EU AIFMs can carry out "pre-marketing" activities in relation to AIFs pre-launch, or for established AIFs that are not yet notified for marketing in the member state where the investor is domiciled or has its registered office. To qualify, pre-marketing must not amount to an offer or placement (no subscription documents can be available, whether draft or final form) and for funds pre-launch, only draft fund and offering documents can be in circulation. In practice, this means marketing teaser documents and draft offering and fund documents can be used at this early stage, provided it is clear that they are subject to change and do not constitute an offer or invitation to subscribe. New operational compliance rules apply (eg notification requirements).

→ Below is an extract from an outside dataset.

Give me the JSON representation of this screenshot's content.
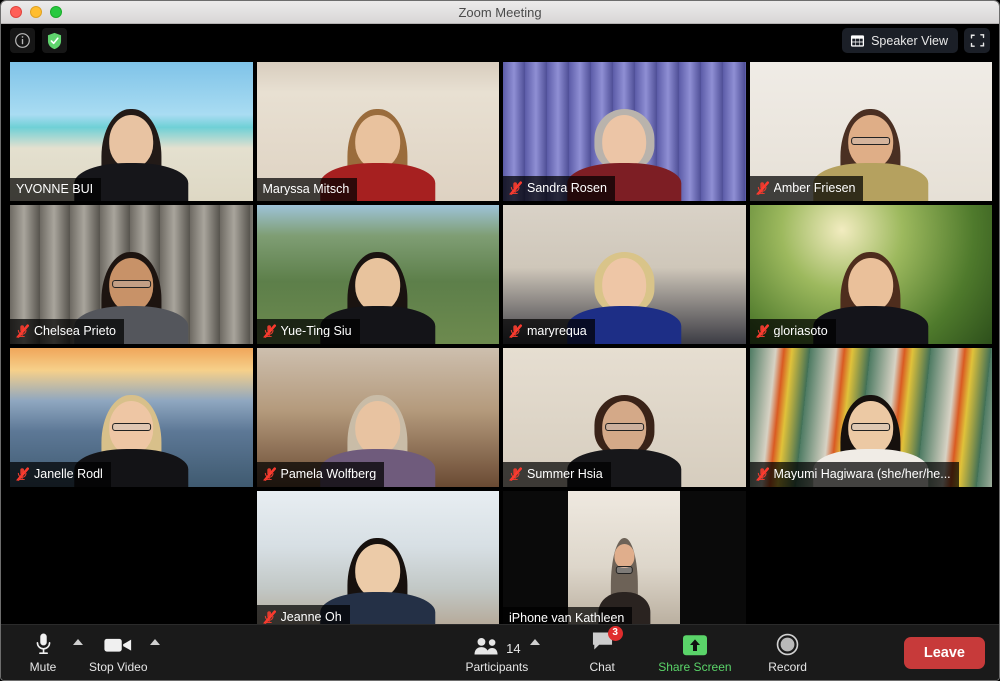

This legislative package also contain provisions relating to reverse solicitation, marketing communications, retail investors, ceasing marketing and fees and charges that can be levied by NCAs. A couple of additional points of note:

  • The AIFM will be deemed to  be "marketing" (and therefore, for an EU AIFM, need to have a marketing passport) where an EU professional investor subscribes to an AIF within 18 months of starting to pre-market, where that AIF was referred to or established as a result of such pre-marketing. This rules out reliance on reverse solicitation (where an investor approaches the manager on its own initiative and therefore the manager has not engaged in marketing) in these circumstances.
  • Following de-registration of an AIFM to market in a member state, that AIFM cannot engage in "pre-marketing" for a 3 year period, in relation either to the EU AIF(s) referred to in the notification or in respect of similar investment strategies or ideas. Although this reduces compliance costs and reporting, it may curtail an AIFM's future ability to pre-market a similar investment strategy in that jurisdiction.

In addition, from 1 April 2020 depositaries will be subject to new obligations regarding clear identification and traceability of assets belonging to a particular AIF, including a requirement for asset segregation at the delegate level where a depositary has delegated the safe-keeping functions.

Other recent regulatory developments

Other key hot topics

Other items to look out for in 2020

Investment Firms Regulation and Directive - a new prudential regulation framework

Sustainable finance initiatives and long-term value

 

UKLP reform

 

SMCR - implementation of 9 December 2019 extension to authorised fund managers (and launch of new financial services directory)

NRCGT: deadlines approaching to make elections for non-resident property gains

 

Corporate transparency and reform of the companies register

 

5MLD: extension of UK money laundering regulations, including on the Trusts Registration Service

DAC 6: greater transparency of arrangements with tax authorities

 

Brexit - visibility on life after transition

 

PRIIPS review - European Commission's review now expected in 2020 (delayed from end 2019)

VAT recovery for GPs that are VAT-grouped with managers in onshore investment fund structures

 

AIFMD review

 

 

Chris Ormond

Kate Binedell 

 

Matthew Baker,

 

 

Chris Ormond, Kate Binedell and Matthew Baker, are lawyers at BCLP